*INSTRUCTIONS TO FOLLOW*
Search the data for the string "JSON" and gather each line it is in.

....................

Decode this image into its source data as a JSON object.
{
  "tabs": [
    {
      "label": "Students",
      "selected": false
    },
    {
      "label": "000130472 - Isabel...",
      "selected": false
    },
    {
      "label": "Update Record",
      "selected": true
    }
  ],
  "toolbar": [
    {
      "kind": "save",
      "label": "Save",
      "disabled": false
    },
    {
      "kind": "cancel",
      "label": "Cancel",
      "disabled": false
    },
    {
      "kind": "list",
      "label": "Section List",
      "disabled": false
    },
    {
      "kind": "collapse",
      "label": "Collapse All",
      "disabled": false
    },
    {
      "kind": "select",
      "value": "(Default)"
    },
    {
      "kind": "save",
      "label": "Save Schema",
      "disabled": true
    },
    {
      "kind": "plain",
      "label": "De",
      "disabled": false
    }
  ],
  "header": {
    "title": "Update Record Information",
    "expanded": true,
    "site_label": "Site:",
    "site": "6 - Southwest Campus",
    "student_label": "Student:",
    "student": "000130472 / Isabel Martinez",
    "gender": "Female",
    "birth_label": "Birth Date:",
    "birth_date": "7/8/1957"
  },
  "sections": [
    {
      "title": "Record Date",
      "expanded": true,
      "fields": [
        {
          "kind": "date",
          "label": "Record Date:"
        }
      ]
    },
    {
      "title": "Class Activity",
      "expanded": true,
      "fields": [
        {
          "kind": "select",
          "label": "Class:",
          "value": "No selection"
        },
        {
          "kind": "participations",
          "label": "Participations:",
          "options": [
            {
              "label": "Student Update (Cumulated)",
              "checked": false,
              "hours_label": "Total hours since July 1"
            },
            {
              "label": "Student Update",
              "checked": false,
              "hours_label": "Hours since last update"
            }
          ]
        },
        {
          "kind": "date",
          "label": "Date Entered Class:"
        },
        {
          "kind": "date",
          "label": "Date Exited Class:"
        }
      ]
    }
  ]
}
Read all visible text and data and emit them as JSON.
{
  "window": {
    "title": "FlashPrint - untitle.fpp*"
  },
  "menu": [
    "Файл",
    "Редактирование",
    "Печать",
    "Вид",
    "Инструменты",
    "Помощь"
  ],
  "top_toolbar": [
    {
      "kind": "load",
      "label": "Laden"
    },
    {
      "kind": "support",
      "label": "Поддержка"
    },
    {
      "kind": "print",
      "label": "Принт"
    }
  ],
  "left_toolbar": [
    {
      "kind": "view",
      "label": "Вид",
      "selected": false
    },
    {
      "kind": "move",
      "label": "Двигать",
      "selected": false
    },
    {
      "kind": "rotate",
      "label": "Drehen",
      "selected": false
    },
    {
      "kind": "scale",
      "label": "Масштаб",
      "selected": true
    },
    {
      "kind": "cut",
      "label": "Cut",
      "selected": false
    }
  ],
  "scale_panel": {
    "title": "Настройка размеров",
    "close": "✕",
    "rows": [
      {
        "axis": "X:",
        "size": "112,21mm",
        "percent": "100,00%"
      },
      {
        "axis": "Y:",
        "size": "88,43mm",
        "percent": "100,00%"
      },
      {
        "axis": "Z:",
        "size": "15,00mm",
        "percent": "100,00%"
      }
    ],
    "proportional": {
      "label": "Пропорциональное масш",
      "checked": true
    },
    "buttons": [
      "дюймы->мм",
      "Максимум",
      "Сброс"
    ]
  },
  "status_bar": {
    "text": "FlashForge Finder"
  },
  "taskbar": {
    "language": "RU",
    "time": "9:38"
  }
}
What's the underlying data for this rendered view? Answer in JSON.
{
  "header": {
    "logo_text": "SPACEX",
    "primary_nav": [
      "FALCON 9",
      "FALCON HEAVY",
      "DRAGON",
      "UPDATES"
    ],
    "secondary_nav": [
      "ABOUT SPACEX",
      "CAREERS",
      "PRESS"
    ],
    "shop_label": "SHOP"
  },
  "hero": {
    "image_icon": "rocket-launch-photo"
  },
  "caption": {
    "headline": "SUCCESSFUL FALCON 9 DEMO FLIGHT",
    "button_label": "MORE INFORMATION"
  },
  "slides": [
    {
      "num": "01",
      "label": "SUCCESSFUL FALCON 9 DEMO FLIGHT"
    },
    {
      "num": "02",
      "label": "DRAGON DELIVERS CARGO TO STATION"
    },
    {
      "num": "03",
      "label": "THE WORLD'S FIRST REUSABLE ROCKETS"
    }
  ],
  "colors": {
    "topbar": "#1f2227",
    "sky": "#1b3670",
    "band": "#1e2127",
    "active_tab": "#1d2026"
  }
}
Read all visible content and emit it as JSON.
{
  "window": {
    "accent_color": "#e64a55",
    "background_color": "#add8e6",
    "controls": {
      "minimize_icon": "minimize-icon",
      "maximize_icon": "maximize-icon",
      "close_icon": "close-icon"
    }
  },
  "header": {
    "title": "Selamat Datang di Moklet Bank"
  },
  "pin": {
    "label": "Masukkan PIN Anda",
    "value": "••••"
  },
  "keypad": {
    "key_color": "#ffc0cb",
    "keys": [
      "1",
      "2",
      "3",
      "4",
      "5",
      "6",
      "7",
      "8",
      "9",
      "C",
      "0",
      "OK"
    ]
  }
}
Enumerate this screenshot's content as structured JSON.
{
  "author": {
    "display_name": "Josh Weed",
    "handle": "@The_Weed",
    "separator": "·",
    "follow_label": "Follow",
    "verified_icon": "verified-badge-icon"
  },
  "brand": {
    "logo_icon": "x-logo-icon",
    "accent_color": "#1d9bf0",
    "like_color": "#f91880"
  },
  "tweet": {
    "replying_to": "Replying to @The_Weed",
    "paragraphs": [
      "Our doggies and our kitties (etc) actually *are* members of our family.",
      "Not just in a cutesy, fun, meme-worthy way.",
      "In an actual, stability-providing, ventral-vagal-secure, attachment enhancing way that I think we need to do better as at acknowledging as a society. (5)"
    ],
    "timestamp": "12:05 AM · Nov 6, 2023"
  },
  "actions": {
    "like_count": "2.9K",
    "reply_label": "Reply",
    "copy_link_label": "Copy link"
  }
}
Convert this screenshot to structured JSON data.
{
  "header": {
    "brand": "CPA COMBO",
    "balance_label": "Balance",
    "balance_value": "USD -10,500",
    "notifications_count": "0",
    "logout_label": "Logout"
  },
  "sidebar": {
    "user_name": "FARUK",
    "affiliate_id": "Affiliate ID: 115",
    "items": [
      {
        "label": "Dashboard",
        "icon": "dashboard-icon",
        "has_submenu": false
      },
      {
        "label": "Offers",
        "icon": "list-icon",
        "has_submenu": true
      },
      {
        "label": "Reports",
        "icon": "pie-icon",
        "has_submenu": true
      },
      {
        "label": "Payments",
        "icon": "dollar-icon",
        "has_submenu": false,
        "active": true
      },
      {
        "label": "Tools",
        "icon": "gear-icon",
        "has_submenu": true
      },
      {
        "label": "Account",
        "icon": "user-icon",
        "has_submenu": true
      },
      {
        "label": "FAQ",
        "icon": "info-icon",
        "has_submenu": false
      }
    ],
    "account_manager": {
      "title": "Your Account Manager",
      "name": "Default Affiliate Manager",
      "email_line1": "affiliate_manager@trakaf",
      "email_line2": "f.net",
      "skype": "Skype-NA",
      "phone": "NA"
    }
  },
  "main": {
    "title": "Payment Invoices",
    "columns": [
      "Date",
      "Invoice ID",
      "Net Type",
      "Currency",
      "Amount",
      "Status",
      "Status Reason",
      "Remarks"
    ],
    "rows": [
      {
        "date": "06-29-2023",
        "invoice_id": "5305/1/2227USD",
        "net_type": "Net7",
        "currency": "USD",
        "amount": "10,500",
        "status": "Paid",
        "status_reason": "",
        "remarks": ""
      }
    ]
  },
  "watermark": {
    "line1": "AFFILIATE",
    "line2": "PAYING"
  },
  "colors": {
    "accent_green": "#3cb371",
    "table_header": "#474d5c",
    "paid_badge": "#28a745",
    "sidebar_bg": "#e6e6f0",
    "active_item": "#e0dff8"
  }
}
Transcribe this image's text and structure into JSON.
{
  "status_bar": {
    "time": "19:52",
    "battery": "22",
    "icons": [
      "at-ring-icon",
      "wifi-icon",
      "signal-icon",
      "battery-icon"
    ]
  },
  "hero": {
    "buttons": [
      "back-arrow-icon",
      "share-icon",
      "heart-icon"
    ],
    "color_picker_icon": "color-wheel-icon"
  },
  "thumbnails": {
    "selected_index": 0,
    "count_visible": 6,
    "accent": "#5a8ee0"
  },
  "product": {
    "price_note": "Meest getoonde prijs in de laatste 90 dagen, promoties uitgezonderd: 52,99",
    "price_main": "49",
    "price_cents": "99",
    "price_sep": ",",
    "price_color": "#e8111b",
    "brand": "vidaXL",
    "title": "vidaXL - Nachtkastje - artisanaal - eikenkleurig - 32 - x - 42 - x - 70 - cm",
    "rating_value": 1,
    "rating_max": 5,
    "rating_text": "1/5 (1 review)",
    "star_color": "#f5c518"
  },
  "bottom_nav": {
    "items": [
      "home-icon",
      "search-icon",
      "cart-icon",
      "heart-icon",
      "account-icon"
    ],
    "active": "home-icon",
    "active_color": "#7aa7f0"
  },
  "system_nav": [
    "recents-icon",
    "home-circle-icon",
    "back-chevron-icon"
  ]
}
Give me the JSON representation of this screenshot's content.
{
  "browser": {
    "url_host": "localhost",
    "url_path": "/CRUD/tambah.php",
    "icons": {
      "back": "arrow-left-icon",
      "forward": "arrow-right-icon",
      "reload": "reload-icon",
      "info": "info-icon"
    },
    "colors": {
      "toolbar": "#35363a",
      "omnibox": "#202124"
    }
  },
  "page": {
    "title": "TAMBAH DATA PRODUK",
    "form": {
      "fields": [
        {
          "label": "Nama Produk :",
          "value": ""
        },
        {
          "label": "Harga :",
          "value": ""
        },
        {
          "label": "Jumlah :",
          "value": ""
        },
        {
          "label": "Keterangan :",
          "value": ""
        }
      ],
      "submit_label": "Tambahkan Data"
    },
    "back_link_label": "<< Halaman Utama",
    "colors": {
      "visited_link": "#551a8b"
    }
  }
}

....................

*ANSWER FOR THIS EXERCISE*
Decode this image into its source data as a JSON object.
Read all visible text and data and emit them as JSON.
What's the underlying data for this rendered view? Answer in JSON.
Read all visible content and emit it as JSON.
Enumerate this screenshot's content as structured JSON.
Convert this screenshot to structured JSON data.
Transcribe this image's text and structure into JSON.
Give me the JSON representation of this screenshot's content.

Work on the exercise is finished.